The role of a body corporate in Queensland is to administer common property and body corporate assets for the benefit of all of the owners, and to undertake functions required under body corporate legislation.
What is a body corporate?
A body corporate is a legal entity which is created when land is subdivided and registered under the Land Title Act 1994 (PDF) to establish a community titles scheme. All of the owners in a community titles scheme are automatically members of the body corporate when they buy their lot.
Community titles scheme
Community titles schemes allow you to privately own an area of land or part of a building, as well as share common property and facilities with other owners and occupiers.
A community titles scheme is made up of 2 or more lots, so it could be a:
- residential unit block
- townhouse complex
- high rise accommodation building
- shopping complex
- business park
Queensland has more than 43,000 community titles schemes with a total of over 400,000 individual lots.
What a body corporate does?
The body corporate is given powers under the legislation to carry out its necessary duties.
The body corporate:
- maintains, manages and controls the common property on behalf of owners
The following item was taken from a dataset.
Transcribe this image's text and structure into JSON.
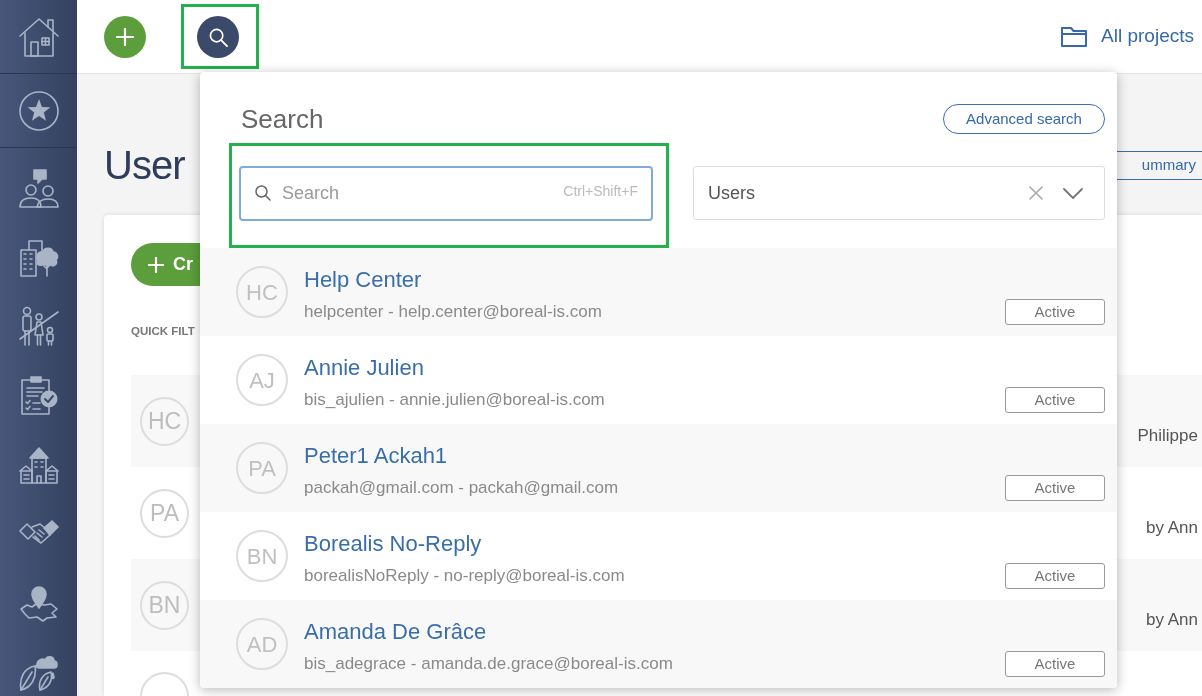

- decides the amounts to be paid by the owners to make sure the body corporate can operate
- makes and enforces its own rules, called by-laws, which tell owners and other people who live in the scheme what they can and cannot do
- takes out insurance on behalf of owners, such as public risk insurance over the common property and building insurance
- manages and controls body corporate assets
- keeps records for the body corporate, including minutes of meetings, roll of owners details, financial accounts, registers of assets, improvements to common property by owners, engagements and authorisations.
The body corporate makes decisions about these and other things at general meetings and through the committee.